_Task directions_.
Where a line of the entries holds the string "title", copy that line.
(Records for the exercise begins)
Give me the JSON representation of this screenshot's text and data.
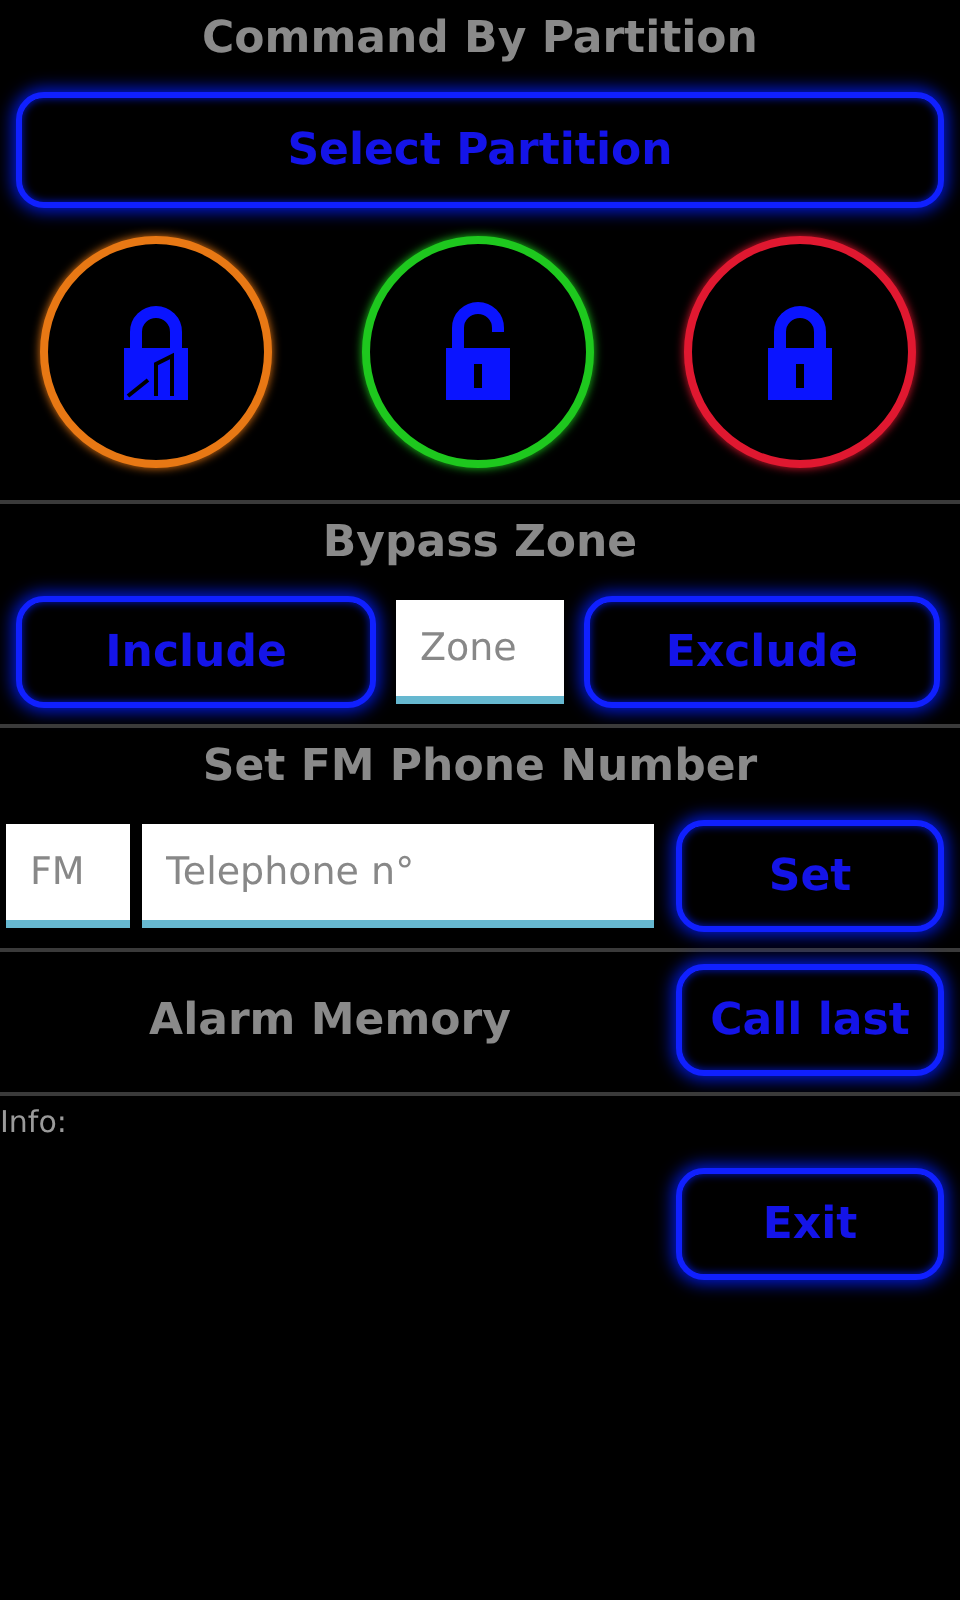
{
  "title": "Command By Partition",
  "select_button": "Select Partition",
  "lock_buttons": [
    {
      "kind": "partial",
      "color": "#e87814"
    },
    {
      "kind": "open",
      "color": "#1ec81e"
    },
    {
      "kind": "closed",
      "color": "#e01830"
    }
  ],
  "bypass": {
    "title": "Bypass Zone",
    "include": "Include",
    "zone_placeholder": "Zone",
    "exclude": "Exclude"
  },
  "phone": {
    "title": "Set FM Phone Number",
    "prefix_placeholder": "FM",
    "number_placeholder": "Telephone n°",
    "set": "Set"
  },
  "alarm": {
    "title": "Alarm Memory",
    "call_last": "Call last"
  },
  "info_label": "Info:",
  "exit": "Exit"
}
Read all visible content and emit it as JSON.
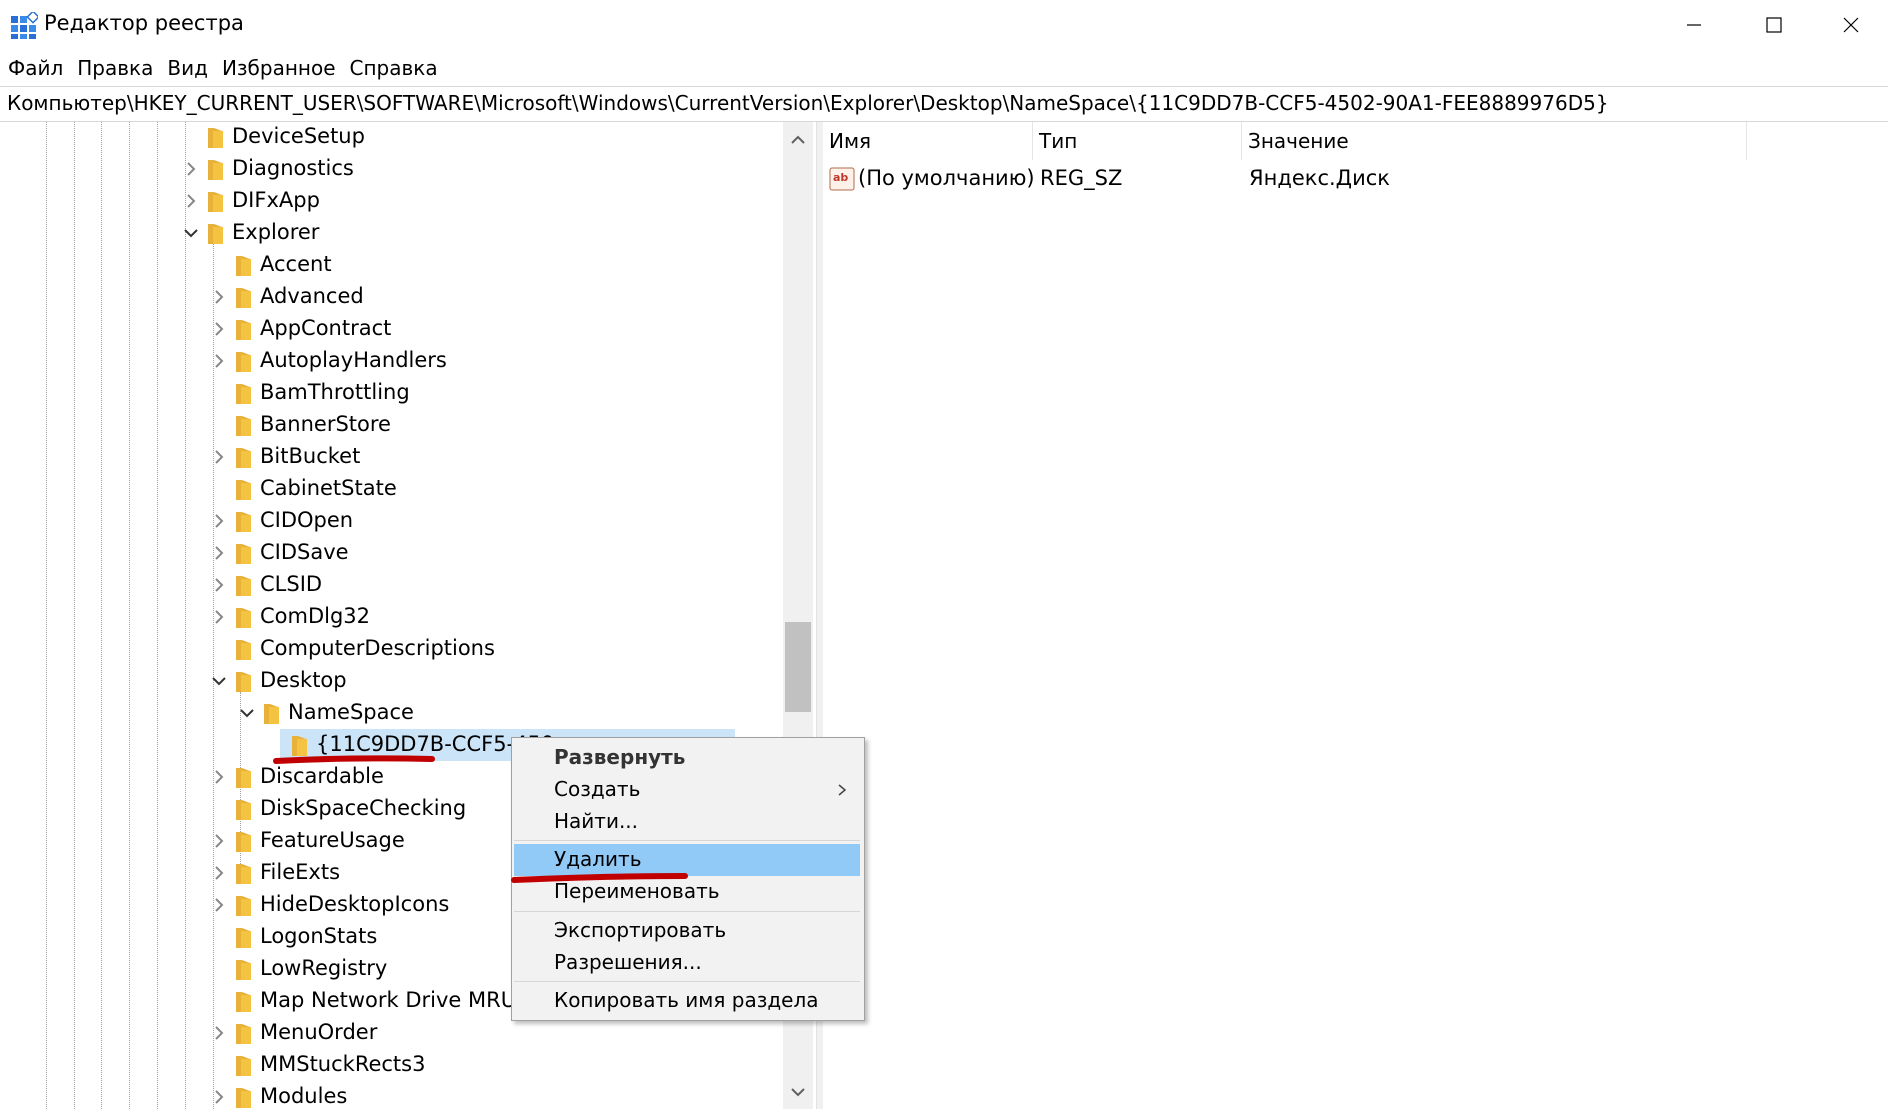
{
  "window": {
    "title": "Редактор реестра",
    "icon": "regedit-icon"
  },
  "menubar": {
    "items": [
      "Файл",
      "Правка",
      "Вид",
      "Избранное",
      "Справка"
    ]
  },
  "address": {
    "path": "Компьютер\\HKEY_CURRENT_USER\\SOFTWARE\\Microsoft\\Windows\\CurrentVersion\\Explorer\\Desktop\\NameSpace\\{11C9DD7B-CCF5-4502-90A1-FEE8889976D5}"
  },
  "tree": {
    "nodes": [
      {
        "label": "DeviceSetup"
      },
      {
        "label": "Diagnostics"
      },
      {
        "label": "DIFxApp"
      },
      {
        "label": "Explorer"
      },
      {
        "label": "Accent"
      },
      {
        "label": "Advanced"
      },
      {
        "label": "AppContract"
      },
      {
        "label": "AutoplayHandlers"
      },
      {
        "label": "BamThrottling"
      },
      {
        "label": "BannerStore"
      },
      {
        "label": "BitBucket"
      },
      {
        "label": "CabinetState"
      },
      {
        "label": "CIDOpen"
      },
      {
        "label": "CIDSave"
      },
      {
        "label": "CLSID"
      },
      {
        "label": "ComDlg32"
      },
      {
        "label": "ComputerDescriptions"
      },
      {
        "label": "Desktop"
      },
      {
        "label": "NameSpace"
      },
      {
        "label": "{11C9DD7B-CCF5-450"
      },
      {
        "label": "Discardable"
      },
      {
        "label": "DiskSpaceChecking"
      },
      {
        "label": "FeatureUsage"
      },
      {
        "label": "FileExts"
      },
      {
        "label": "HideDesktopIcons"
      },
      {
        "label": "LogonStats"
      },
      {
        "label": "LowRegistry"
      },
      {
        "label": "Map Network Drive MRU"
      },
      {
        "label": "MenuOrder"
      },
      {
        "label": "MMStuckRects3"
      },
      {
        "label": "Modules"
      }
    ]
  },
  "list": {
    "columns": [
      "Имя",
      "Тип",
      "Значение"
    ],
    "rows": [
      {
        "name": "(По умолчанию)",
        "type": "REG_SZ",
        "value": "Яндекс.Диск",
        "icon": "reg-sz-icon"
      }
    ]
  },
  "context_menu": {
    "items": [
      "Развернуть",
      "Создать",
      "Найти...",
      "Удалить",
      "Переименовать",
      "Экспортировать",
      "Разрешения...",
      "Копировать имя раздела"
    ],
    "highlighted": "Удалить"
  },
  "colors": {
    "selection": "#cce4f7",
    "menu_highlight": "#91c9f7",
    "annotation": "#c00000",
    "folder": "#f5c342"
  }
}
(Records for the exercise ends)
_Exercise result_.
  "title": "Command By Partition",
    "title": "Bypass Zone",
    "title": "Set FM Phone Number",
    "title": "Alarm Memory",
    "title": "Редактор реестра",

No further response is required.